U.S. President Donald Trump and his top White House aides have aggressively renewed their promotion of hydroxychloroquine as an effective treatment for Covid-19, as the administration seeks to shift blame for the resurgence of the coronavirus less than 100 days before the November election.
Despite robust medical research showing the decades-old antimalarial is not helpful to Covid-19 patients and could even have adverse effects, Trump and his allies have attacked the Food and Drug Administration for warning against its use and touted the drug as a potential way to tame the pandemic.
White House trade adviser Peter Navarro led the charge Wednesday with his continued defense of hydroxychloroquine in defiance of scientific evidence. But he declined to address the presidents praise for a Houston-area physician who falsely claimed the drug was a coronavirus cure and has promoted other conspiracy theories related to alien DNA and demon sperm.
In an interview on CNN, Navarro argued “there are two gigantic sides” to the hydroxychloroquine debate — even though the FDA withdrew its emergency-use authorization for the drug last month and at least three new studies have found it to be an ineffective treatment.
Navarro, who is assisting with the administrations coronavirus vaccine development efforts and coordination of the supply chain for personal protective equipment, has clashed repeatedly with public health officials including Dr. Anthony Fauci, the countrys top infectious disease expert, over the efficacy of hydroxychloroquine since the early days of the pandemic.
“Im pleading with you and the American people to look at this drug again,” Navarro said. “Because I literally have tens of millions of tablets sitting in the Strategic National Stockpile that — if we were allowed under the doctors advice to get this stuff to people at the first sign of their symptoms — I guarantee you it would cut the amount of time of the symptoms, reduce the duration of the symptoms and save lives.”
Navarros advocacy on behalf of hydroxychloroquine has ramped up since a study conducted earlier this month by the Henry Ford Medical Center suggested the drug could help mildly ill patients recover faster from Covid-19. But experts have noted that patients who participated in the trial, which did not include a placebo control group, were not randomized and that many were also on steroids known to help with inflammation.
Meanwhile, video has circulated widely among conservatives on social media this week of Stella Immanuel, a pediatrician and a religious minister, championing hydroxychloroquine the U.S. Supreme Court. After Trump retweeted an excerpt of her speech late Monday, Twitter flagged the post and removed it from the presidents feed. The company also restricted Donald Trump Jr.s account Tuesday because he shared a version of the same video.

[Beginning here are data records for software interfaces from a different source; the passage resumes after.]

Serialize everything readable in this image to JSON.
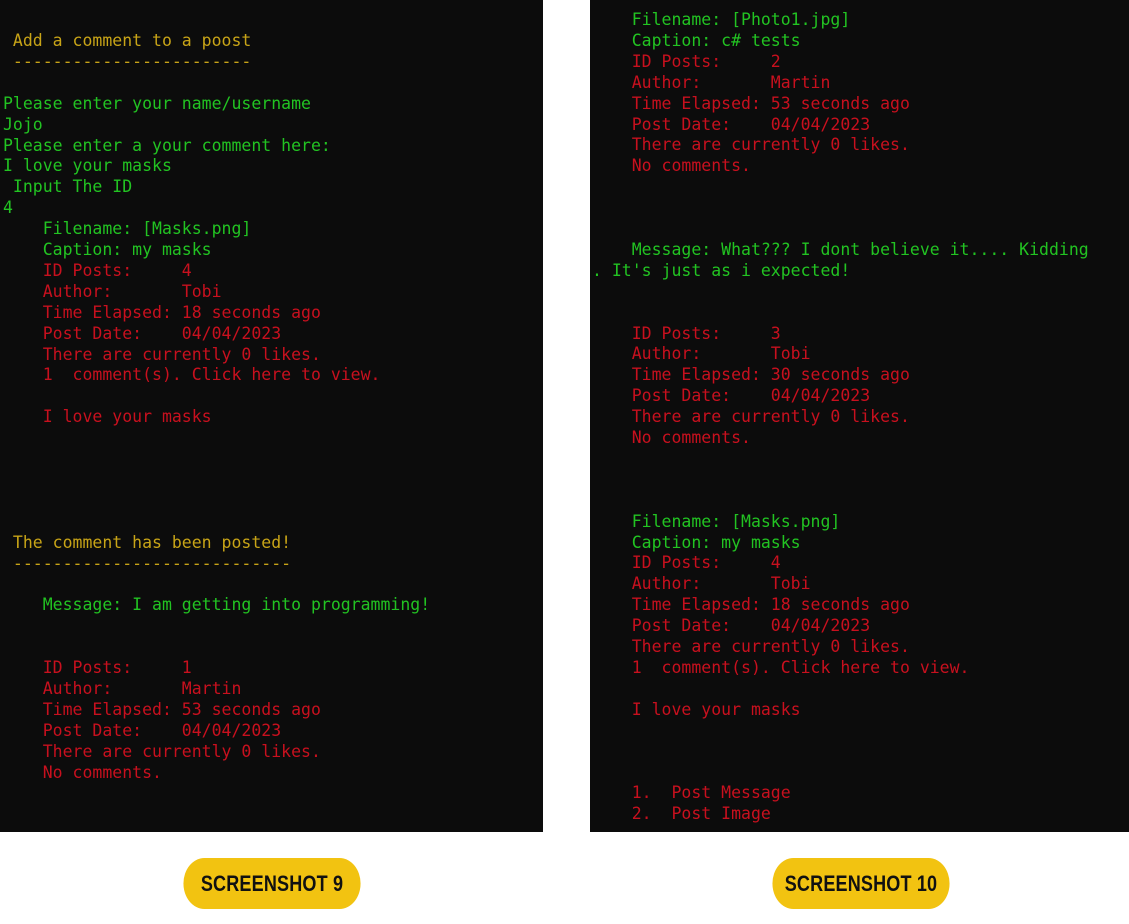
{
  "colors": {
    "console_background": "#0c0c0c",
    "heading": "#c8a417",
    "input_text": "#22c322",
    "post_text": "#c8101e",
    "badge": "#f2c311"
  },
  "screenshot9": {
    "label": "SCREENSHOT 9",
    "lines": [
      {
        "text": " Add a comment to a poost",
        "color": "yellow"
      },
      {
        "text": " ------------------------",
        "color": "yellow"
      },
      {
        "text": "",
        "color": "green"
      },
      {
        "text": "Please enter your name/username",
        "color": "green"
      },
      {
        "text": "Jojo",
        "color": "green"
      },
      {
        "text": "Please enter a your comment here:",
        "color": "green"
      },
      {
        "text": "I love your masks",
        "color": "green"
      },
      {
        "text": " Input The ID",
        "color": "green"
      },
      {
        "text": "4",
        "color": "green"
      },
      {
        "text": "    Filename: [Masks.png]",
        "color": "green"
      },
      {
        "text": "    Caption: my masks",
        "color": "green"
      },
      {
        "text": "    ID Posts:     4",
        "color": "red"
      },
      {
        "text": "    Author:       Tobi",
        "color": "red"
      },
      {
        "text": "    Time Elapsed: 18 seconds ago",
        "color": "red"
      },
      {
        "text": "    Post Date:    04/04/2023",
        "color": "red"
      },
      {
        "text": "    There are currently 0 likes.",
        "color": "red"
      },
      {
        "text": "    1  comment(s). Click here to view.",
        "color": "red"
      },
      {
        "text": "",
        "color": "red"
      },
      {
        "text": "    I love your masks",
        "color": "red"
      },
      {
        "text": "",
        "color": "red"
      },
      {
        "text": "",
        "color": "red"
      },
      {
        "text": "",
        "color": "red"
      },
      {
        "text": "",
        "color": "red"
      },
      {
        "text": "",
        "color": "red"
      },
      {
        "text": " The comment has been posted!",
        "color": "yellow"
      },
      {
        "text": " ----------------------------",
        "color": "yellow"
      },
      {
        "text": "",
        "color": "green"
      },
      {
        "text": "    Message: I am getting into programming!",
        "color": "green"
      },
      {
        "text": "",
        "color": "green"
      },
      {
        "text": "",
        "color": "green"
      },
      {
        "text": "    ID Posts:     1",
        "color": "red"
      },
      {
        "text": "    Author:       Martin",
        "color": "red"
      },
      {
        "text": "    Time Elapsed: 53 seconds ago",
        "color": "red"
      },
      {
        "text": "    Post Date:    04/04/2023",
        "color": "red"
      },
      {
        "text": "    There are currently 0 likes.",
        "color": "red"
      },
      {
        "text": "    No comments.",
        "color": "red"
      }
    ]
  },
  "screenshot10": {
    "label": "SCREENSHOT 10",
    "lines": [
      {
        "text": "    Filename: [Photo1.jpg]",
        "color": "green"
      },
      {
        "text": "    Caption: c# tests",
        "color": "green"
      },
      {
        "text": "    ID Posts:     2",
        "color": "red"
      },
      {
        "text": "    Author:       Martin",
        "color": "red"
      },
      {
        "text": "    Time Elapsed: 53 seconds ago",
        "color": "red"
      },
      {
        "text": "    Post Date:    04/04/2023",
        "color": "red"
      },
      {
        "text": "    There are currently 0 likes.",
        "color": "red"
      },
      {
        "text": "    No comments.",
        "color": "red"
      },
      {
        "text": "",
        "color": "red"
      },
      {
        "text": "",
        "color": "red"
      },
      {
        "text": "",
        "color": "red"
      },
      {
        "text": "    Message: What??? I dont believe it.... Kidding",
        "color": "green"
      },
      {
        "text": ". It's just as i expected!",
        "color": "green"
      },
      {
        "text": "",
        "color": "green"
      },
      {
        "text": "",
        "color": "green"
      },
      {
        "text": "    ID Posts:     3",
        "color": "red"
      },
      {
        "text": "    Author:       Tobi",
        "color": "red"
      },
      {
        "text": "    Time Elapsed: 30 seconds ago",
        "color": "red"
      },
      {
        "text": "    Post Date:    04/04/2023",
        "color": "red"
      },
      {
        "text": "    There are currently 0 likes.",
        "color": "red"
      },
      {
        "text": "    No comments.",
        "color": "red"
      },
      {
        "text": "",
        "color": "red"
      },
      {
        "text": "",
        "color": "red"
      },
      {
        "text": "",
        "color": "red"
      },
      {
        "text": "    Filename: [Masks.png]",
        "color": "green"
      },
      {
        "text": "    Caption: my masks",
        "color": "green"
      },
      {
        "text": "    ID Posts:     4",
        "color": "red"
      },
      {
        "text": "    Author:       Tobi",
        "color": "red"
      },
      {
        "text": "    Time Elapsed: 18 seconds ago",
        "color": "red"
      },
      {
        "text": "    Post Date:    04/04/2023",
        "color": "red"
      },
      {
        "text": "    There are currently 0 likes.",
        "color": "red"
      },
      {
        "text": "    1  comment(s). Click here to view.",
        "color": "red"
      },
      {
        "text": "",
        "color": "red"
      },
      {
        "text": "    I love your masks",
        "color": "red"
      },
      {
        "text": "",
        "color": "red"
      },
      {
        "text": "",
        "color": "red"
      },
      {
        "text": "",
        "color": "red"
      },
      {
        "text": "    1.  Post Message",
        "color": "red"
      },
      {
        "text": "    2.  Post Image",
        "color": "red"
      }
    ]
  }
}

Immanuel has claimed that alien DNA is being used in medicine, that scientists are working to create a vaccine to prevent people from being religious, and that certain gynecological problems are caused by people having sex in their dreams with demons and witches, according to a report Tuesday by The Daily Beast.
Immanuel subsequently tweeted her approval of the story, writing online that “The Daily Beast did a great job summarizing our deliverance ministry and exposing incubus and succubus. Thank you daily beast. If you need deliverance from these spirits. Contact us.”
Speaking to reporters Wednesday outside the White House, Trump said he was “very impressed” by Immanuel and thought “she made sense” in her viral remarks. “She was making a statement about hydroxychloroquine with other doctors that swear by it. They think its great. So she was not alone,” he said.
“With hydroxy, all I want to do is save lives. I dont care if its hydroxy or anything else. All I want to do is save lives. If we can save lives, thats great,” Trump added, describing himself as a “believer” in the drug and asserting that “many, many people agree with me.”